Data -

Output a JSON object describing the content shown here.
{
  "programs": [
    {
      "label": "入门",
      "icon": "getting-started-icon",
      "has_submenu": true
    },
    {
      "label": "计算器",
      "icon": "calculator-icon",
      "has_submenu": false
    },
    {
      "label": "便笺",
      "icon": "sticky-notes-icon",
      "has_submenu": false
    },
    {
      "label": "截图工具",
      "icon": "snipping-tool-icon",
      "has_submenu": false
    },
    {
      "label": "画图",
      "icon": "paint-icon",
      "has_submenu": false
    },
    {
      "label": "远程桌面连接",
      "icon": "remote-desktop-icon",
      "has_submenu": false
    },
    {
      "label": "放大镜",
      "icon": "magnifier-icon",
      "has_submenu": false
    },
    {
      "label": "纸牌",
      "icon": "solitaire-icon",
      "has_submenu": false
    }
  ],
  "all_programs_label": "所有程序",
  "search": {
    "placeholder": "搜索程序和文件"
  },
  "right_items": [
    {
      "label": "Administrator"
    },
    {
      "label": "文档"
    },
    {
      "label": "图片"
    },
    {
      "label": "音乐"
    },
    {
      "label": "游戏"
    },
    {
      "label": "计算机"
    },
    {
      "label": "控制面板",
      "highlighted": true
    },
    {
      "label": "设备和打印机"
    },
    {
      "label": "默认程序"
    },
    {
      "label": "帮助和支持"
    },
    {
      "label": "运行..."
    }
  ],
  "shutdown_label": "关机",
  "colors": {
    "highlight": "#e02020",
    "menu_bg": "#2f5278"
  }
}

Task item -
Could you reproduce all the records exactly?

Answer section -
Output a JSON object describing the content shown here.
{
  "programs": [
    {
      "label": "入门",
      "icon": "getting-started-icon",
      "has_submenu": true
    },
    {
      "label": "计算器",
      "icon": "calculator-icon",
      "has_submenu": false
    },
    {
      "label": "便笺",
      "icon": "sticky-notes-icon",
      "has_submenu": false
    },
    {
      "label": "截图工具",
      "icon": "snipping-tool-icon",
      "has_submenu": false
    },
    {
      "label": "画图",
      "icon": "paint-icon",
      "has_submenu": false
    },
    {
      "label": "远程桌面连接",
      "icon": "remote-desktop-icon",
      "has_submenu": false
    },
    {
      "label": "放大镜",
      "icon": "magnifier-icon",
      "has_submenu": false
    },
    {
      "label": "纸牌",
      "icon": "solitaire-icon",
      "has_submenu": false
    }
  ],
  "all_programs_label": "所有程序",
  "search": {
    "placeholder": "搜索程序和文件"
  },
  "right_items": [
    {
      "label": "Administrator"
    },
    {
      "label": "文档"
    },
    {
      "label": "图片"
    },
    {
      "label": "音乐"
    },
    {
      "label": "游戏"
    },
    {
      "label": "计算机"
    },
    {
      "label": "控制面板",
      "highlighted": true
    },
    {
      "label": "设备和打印机"
    },
    {
      "label": "默认程序"
    },
    {
      "label": "帮助和支持"
    },
    {
      "label": "运行..."
    }
  ],
  "shutdown_label": "关机",
  "colors": {
    "highlight": "#e02020",
    "menu_bg": "#2f5278"
  }
}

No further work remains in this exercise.